Lay me on an anvil, O God
Remorse by Carl Sandburg
The horse's name was Remorse
Summer Stars by Carl Sandburg
Bend low again, night of summer stars
Testament by Carl Sandburg
I give the undertakers permission to haul my body
Theme in Yellow by Carl Sandburg
I spot the hills
Under the Harvest Moon by Carl Sandburg
Under the harvest moon
Wilderness by Carl Sandburg
There is a wolf in me
Window by Carl Sandburg
Night from a railroad car window


Further Reading

Related Poems
from People Close To You
by Crystal Williams
Poems about America
1492
by Emma Lazarus
A House Divided
by Kyle Dargan
Abraham Lincoln
by Abraham Lincoln
América
by Richard Blanco
America
by Walt Whitman
America
by Robert Creeley
America
by Herman Melville
America
by Claude McKay
America [Try saying wren]
by Joseph Lease
Black Laws
by Roger Reeves
C'est La Guerre
by Danniel Schoonebeek
Gate A-4
by Naomi Shihab Nye
Handshake Histories
by Jeff Hoffman
Imagine
by Kamilah Aisha Moon
Last Century
by Wyatt Prunty
Like Any Good American
by Brynn Saito
Passing Through Albuquerque
by John Balaban
Psalm
by Vanessa Place
The Blank of America
by Terese Svoboda
The House-top
by Herman Melville
Poems About Work and Money
A Situation for Mrs. Biswas
by Prageeta Sharma
Blues
by Elizabeth Alexander
Coming Close
by Philip Levine
Engines Within the Throne
by Cathy Park Hong
Hay for the Horses
by Gary Snyder
i am witness to the threshing of the grain
by John Hoffman
Odd Jobs
by Jericho Brown
On Quitting
by Edgar Guest
One of the Monkeys
by Nicholas Johnson
Personals
by C. D. Wright
Po' Boy Blues
by Langston Hughes
Proximity
by Randall Mann
Song of Myself
by John Canaday
Song of the Shirt
by Thomas Hood
Testament
by Carl Sandburg
The Dance
by Humberto Ak'Abal
The Debt
by Paul Laurence Dunbar
The Eternal City
by Jim Simmerman
The Orange Bears
by Kenneth Patchen
The Telephonist
by Susan Yuzna
The Unknown Citizen

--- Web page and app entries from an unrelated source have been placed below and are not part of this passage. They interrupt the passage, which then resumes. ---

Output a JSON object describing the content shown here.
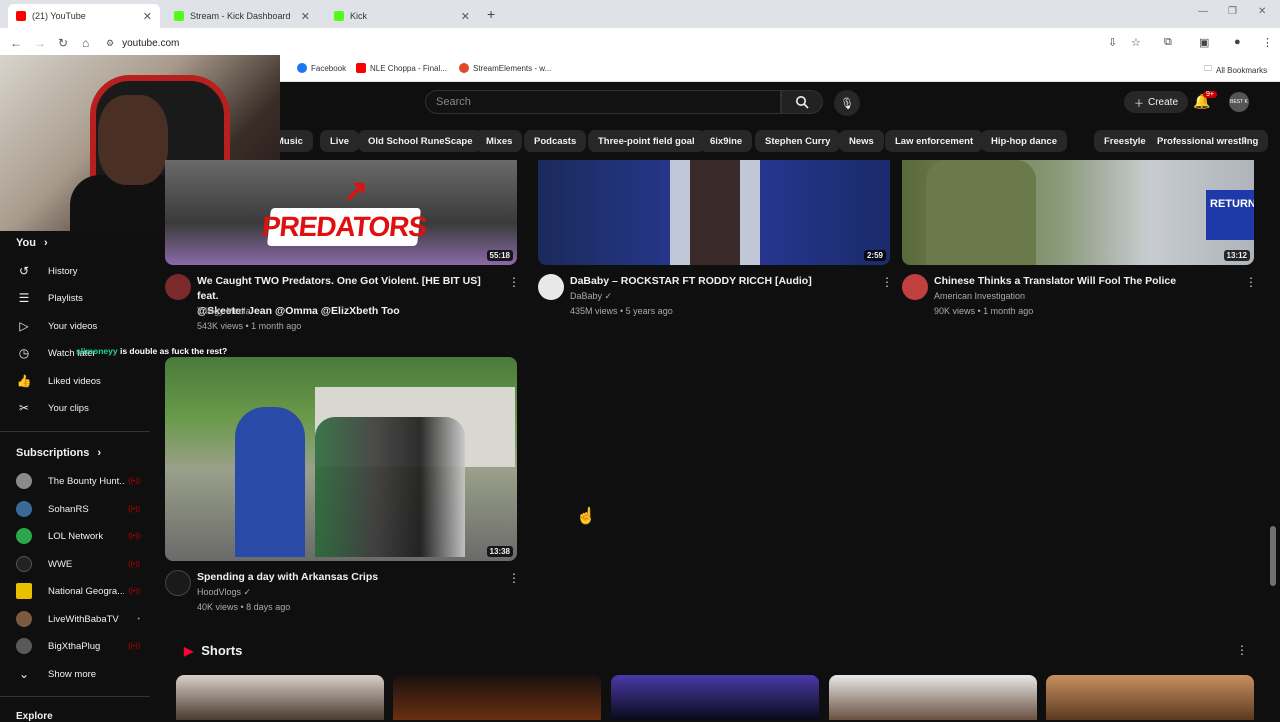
{
  "browser": {
    "tabs": [
      {
        "label": "(21) YouTube",
        "favicon": "youtube-icon"
      },
      {
        "label": "Stream - Kick Dashboard",
        "favicon": "kick-icon"
      },
      {
        "label": "Kick",
        "favicon": "kick-icon"
      }
    ],
    "url": "youtube.com",
    "bookmarks": [
      "Facebook",
      "NLE Choppa - Final...",
      "StreamElements - w...",
      "All Bookmarks"
    ]
  },
  "header": {
    "search_placeholder": "Search",
    "create_label": "Create",
    "notifications_badge": "9+",
    "avatar_text": "BEST K"
  },
  "chips": [
    "Music",
    "Live",
    "Old School RuneScape",
    "Mixes",
    "Podcasts",
    "Three-point field goal",
    "6ix9ine",
    "Stephen Curry",
    "News",
    "Law enforcement",
    "Hip-hop dance",
    "Freestyle Rap",
    "Professional wrestling"
  ],
  "sidebar": {
    "you_label": "You",
    "items": [
      {
        "label": "History",
        "icon": "history-icon"
      },
      {
        "label": "Playlists",
        "icon": "playlists-icon"
      },
      {
        "label": "Your videos",
        "icon": "your-videos-icon"
      },
      {
        "label": "Watch later",
        "icon": "watch-later-icon"
      },
      {
        "label": "Liked videos",
        "icon": "like-icon"
      },
      {
        "label": "Your clips",
        "icon": "scissors-icon"
      }
    ],
    "subscriptions_label": "Subscriptions",
    "subscriptions": [
      {
        "name": "The Bounty Hunt...",
        "color": "#8a8a8a"
      },
      {
        "name": "SohanRS",
        "color": "#3a6a9a"
      },
      {
        "name": "LOL Network",
        "color": "#2aa84a"
      },
      {
        "name": "WWE",
        "color": "#222222"
      },
      {
        "name": "National Geogra...",
        "color": "#e8c000"
      },
      {
        "name": "LiveWithBabaTV",
        "color": "#7a5a40"
      },
      {
        "name": "BigXthaPlug",
        "color": "#5a5a5a"
      }
    ],
    "show_more_label": "Show more",
    "explore_label": "Explore"
  },
  "chat_overlay": {
    "user": "slimoneyy",
    "message": "is double as fuck the rest?"
  },
  "videos": [
    {
      "title_line1": "We Caught TWO Predators. One Got Violent. [HE BIT US] feat.",
      "title_line2": "@Skeeter Jean @Omma @ElizXbeth Too",
      "channel": "Trilogy Media",
      "meta": "543K views • 1 month ago",
      "duration": "55:18",
      "thumb_text": "PREDATORS"
    },
    {
      "title_line1": "DaBaby – ROCKSTAR FT RODDY RICCH [Audio]",
      "channel": "DaBaby",
      "meta": "435M views • 5 years ago",
      "duration": "2:59"
    },
    {
      "title_line1": "Chinese Thinks a Translator Will Fool The Police",
      "channel": "American Investigation",
      "meta": "90K views • 1 month ago",
      "duration": "13:12",
      "thumb_text": "RETURN"
    },
    {
      "title_line1": "Spending a day with Arkansas Crips",
      "channel": "HoodVlogs",
      "meta": "40K views • 8 days ago",
      "duration": "13:38"
    }
  ],
  "shorts_label": "Shorts"
}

by W. H. Auden
The Whistle
by Yusef Komunyakaa
The World is Too Much With Us
by William Wordsworth
Thinking of Work
by James Shea
Vocation
by Sandra Beasley